There has been a remarkable increase in grain production over the past fi ve decades, but only a marginal increase was realized after the 1990s (Myers, 1999). Much of the increase in grain production resulted from an increase in the area under cultivation, irrigation, better agronomic practices, and improved cultivars. Yields of several crops have already reached a plateau in developed countries and, therefore, most of the productivity gains in the future will have to be achieved in developing countries through better management of natural resources and crop improvement. Productivity gains are essential for long-term economic growth, but in the short term, these are even more important for maintaining adequate food supplies for the growing population. It is in this context that biotechnology will play an important role in increasing food production in the near future. There is a need to take a critical, but practical look at the prospects of biotechnological applications for increasing crop production and improving nutritional quality. Genetic engineering offers plant breeders access to an infi nitely wide array of novel genes and traits, which can be inserted into high-yielding and locally adapted cultivars (Sharma, 2004). This approach offers rapid introgression of novel genes and traits into elite agronomic backgrounds. Biotechnological tool can be used to:

Develop new hybrid crops based on genetic male-sterility;• Exploit apomixis to fi x hybrid vigor in crops;• Increase resistance to insect pests, diseases, herbicides, and abiotic stress factors;• Improve effectiveness of natural enemies and entomopathogenic bacteria, viruses, • and fungi; Enhance nutritional value of crops through enrichment with vitamin A and essen-• tial amino acids;

Improve shelf life and postharvest quality of produce;• Increase effi ciency of phosphorus uptake and nitrogen fi xation;• Improve adaptation to soil salinity and aluminum toxicity;• Understand the nature of gene action and metabolic pathways;• Increase photosynthetic activity, sugar, starch production, and crop yield; and• Produce antibodies, pharmaceuticals, and vaccines.•

New crop cultivars with resistance to insect pests and diseases combined with biocontrol agents should lead to a reduced reliance on pesticides, and thereby reduce farmers’ crop protection costs, while benefi ting both the environment and public health.

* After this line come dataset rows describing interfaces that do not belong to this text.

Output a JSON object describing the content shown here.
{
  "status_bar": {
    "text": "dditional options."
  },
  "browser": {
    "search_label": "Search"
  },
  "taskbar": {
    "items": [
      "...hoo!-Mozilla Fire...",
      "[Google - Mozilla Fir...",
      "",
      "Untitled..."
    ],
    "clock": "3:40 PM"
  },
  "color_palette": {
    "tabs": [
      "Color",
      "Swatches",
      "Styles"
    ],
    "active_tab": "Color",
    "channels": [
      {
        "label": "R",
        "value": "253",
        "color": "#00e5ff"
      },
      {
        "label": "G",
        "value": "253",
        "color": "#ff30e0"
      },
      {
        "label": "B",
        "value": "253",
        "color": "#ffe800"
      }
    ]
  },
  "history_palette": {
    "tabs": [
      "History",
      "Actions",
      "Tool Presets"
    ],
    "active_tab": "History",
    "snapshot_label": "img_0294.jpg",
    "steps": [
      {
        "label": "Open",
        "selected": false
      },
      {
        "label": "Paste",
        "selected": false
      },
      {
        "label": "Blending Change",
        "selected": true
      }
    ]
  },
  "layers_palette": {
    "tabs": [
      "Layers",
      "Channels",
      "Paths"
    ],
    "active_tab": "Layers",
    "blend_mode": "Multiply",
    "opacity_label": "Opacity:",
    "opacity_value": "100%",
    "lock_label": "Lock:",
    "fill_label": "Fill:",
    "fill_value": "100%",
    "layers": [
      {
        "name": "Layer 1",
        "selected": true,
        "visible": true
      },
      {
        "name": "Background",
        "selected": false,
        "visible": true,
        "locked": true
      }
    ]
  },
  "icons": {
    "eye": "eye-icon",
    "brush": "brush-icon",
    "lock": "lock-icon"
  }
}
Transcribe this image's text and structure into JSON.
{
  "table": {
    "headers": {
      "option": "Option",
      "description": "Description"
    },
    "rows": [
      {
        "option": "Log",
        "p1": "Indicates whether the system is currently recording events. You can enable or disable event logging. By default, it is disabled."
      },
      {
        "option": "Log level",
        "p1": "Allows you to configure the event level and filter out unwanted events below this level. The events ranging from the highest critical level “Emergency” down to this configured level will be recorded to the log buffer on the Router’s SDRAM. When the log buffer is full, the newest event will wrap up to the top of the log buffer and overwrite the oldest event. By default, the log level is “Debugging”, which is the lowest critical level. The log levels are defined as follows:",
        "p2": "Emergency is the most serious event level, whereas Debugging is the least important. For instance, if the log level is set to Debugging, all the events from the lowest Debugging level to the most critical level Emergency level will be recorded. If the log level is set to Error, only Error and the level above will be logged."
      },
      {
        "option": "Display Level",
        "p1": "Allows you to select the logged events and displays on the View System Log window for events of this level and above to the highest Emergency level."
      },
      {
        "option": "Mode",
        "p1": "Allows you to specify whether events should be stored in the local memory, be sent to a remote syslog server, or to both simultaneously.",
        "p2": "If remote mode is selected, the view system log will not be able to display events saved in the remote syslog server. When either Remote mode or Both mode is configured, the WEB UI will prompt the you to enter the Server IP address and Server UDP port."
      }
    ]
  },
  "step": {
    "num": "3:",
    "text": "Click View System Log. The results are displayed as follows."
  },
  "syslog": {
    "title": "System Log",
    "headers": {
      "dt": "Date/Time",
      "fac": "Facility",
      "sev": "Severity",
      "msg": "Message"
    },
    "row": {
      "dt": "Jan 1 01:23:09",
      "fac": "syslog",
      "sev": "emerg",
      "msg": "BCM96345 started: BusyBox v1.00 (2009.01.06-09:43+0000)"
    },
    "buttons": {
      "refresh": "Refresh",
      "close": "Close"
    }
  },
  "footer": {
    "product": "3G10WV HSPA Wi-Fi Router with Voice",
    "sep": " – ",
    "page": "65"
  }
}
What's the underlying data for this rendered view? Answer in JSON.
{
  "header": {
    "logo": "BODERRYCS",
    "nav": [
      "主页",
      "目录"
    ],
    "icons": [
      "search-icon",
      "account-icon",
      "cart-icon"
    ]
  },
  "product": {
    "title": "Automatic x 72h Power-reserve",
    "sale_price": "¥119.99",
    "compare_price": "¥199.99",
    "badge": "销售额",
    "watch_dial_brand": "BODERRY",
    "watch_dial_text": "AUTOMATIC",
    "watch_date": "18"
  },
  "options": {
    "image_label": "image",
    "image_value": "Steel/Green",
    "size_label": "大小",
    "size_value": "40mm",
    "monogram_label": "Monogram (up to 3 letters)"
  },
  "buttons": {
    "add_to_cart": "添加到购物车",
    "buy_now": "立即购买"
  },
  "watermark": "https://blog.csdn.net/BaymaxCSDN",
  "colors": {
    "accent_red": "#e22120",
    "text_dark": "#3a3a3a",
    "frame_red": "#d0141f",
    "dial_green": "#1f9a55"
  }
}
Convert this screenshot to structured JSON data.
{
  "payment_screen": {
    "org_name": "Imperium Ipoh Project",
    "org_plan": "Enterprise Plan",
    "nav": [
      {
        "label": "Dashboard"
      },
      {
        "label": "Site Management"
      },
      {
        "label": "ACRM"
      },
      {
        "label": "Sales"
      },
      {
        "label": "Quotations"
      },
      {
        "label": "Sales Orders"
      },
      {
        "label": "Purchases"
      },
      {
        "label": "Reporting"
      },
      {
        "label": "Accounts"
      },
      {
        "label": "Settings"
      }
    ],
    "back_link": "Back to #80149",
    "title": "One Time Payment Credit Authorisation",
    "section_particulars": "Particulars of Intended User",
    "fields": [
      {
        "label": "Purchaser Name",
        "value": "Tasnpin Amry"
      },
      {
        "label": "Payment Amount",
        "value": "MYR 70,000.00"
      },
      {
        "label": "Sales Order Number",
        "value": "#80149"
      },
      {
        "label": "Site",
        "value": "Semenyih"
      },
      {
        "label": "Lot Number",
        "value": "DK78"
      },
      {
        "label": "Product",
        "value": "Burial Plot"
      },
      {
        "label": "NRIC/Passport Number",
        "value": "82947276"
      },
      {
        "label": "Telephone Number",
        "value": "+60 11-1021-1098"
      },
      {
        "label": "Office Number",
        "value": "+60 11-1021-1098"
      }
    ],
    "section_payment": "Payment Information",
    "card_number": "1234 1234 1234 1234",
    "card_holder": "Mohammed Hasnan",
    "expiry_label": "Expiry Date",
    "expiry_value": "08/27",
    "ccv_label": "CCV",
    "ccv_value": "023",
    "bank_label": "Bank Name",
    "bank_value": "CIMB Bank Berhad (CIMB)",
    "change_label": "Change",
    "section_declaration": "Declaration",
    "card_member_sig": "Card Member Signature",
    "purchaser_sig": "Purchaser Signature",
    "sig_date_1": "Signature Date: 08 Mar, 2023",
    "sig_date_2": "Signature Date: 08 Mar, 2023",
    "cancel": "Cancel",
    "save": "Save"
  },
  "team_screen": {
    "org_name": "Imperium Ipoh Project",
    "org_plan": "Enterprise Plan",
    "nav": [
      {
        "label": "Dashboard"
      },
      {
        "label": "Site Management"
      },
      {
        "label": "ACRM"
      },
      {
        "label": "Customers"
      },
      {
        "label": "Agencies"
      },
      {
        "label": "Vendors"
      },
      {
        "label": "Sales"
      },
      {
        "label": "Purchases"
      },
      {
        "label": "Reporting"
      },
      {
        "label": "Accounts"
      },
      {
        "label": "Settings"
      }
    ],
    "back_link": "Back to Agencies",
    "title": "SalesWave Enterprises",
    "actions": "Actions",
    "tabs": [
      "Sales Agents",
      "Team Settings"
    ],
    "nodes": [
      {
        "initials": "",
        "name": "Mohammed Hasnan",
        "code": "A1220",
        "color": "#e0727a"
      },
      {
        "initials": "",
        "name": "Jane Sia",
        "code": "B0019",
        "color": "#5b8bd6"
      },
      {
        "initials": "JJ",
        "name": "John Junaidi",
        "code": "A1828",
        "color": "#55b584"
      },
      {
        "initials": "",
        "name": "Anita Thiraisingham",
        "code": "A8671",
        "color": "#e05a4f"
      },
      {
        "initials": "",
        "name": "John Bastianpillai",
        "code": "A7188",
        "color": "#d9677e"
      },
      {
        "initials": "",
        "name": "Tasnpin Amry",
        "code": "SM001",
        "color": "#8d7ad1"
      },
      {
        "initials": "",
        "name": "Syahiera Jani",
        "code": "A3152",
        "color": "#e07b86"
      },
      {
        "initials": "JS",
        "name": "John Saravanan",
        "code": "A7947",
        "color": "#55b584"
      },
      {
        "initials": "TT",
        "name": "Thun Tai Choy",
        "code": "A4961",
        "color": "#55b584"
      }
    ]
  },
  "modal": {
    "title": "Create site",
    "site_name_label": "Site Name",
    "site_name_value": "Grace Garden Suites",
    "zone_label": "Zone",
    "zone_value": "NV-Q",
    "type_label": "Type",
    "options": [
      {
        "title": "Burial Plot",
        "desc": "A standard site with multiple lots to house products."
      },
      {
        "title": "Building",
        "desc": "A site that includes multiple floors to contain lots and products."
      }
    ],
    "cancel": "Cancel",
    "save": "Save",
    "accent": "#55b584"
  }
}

Similarly, genetic modifi cation for herbicide resistance to achieve effi cient and cost-effective weed control can increase farm incomes, while reducing the labor demand for weeding and herbicide application. Labor released from agriculture can then be used for other profi table endeavours. By increasing crop productivity, agricultural biotechnology can substitute for the need to cultivate new land and thereby conserve biodiversity in areas that are marginal for crop production. The potential of these technologies has been tested extensively in model crop species of temperate and subtropical agriculture. However, there is an urgent need for an increased focus on crops relevant to the small farm holders and poor consumers in the developing countries of the humid and semiarid tropics. The promise of biotechnology can be realized by utilizing the information and products generated through research on genomics and genetic engineering to increase the productivity of crops through enhanced resistance to biotic and abiotic stress factors and improved nutritional quality (Sharma et al., 2002).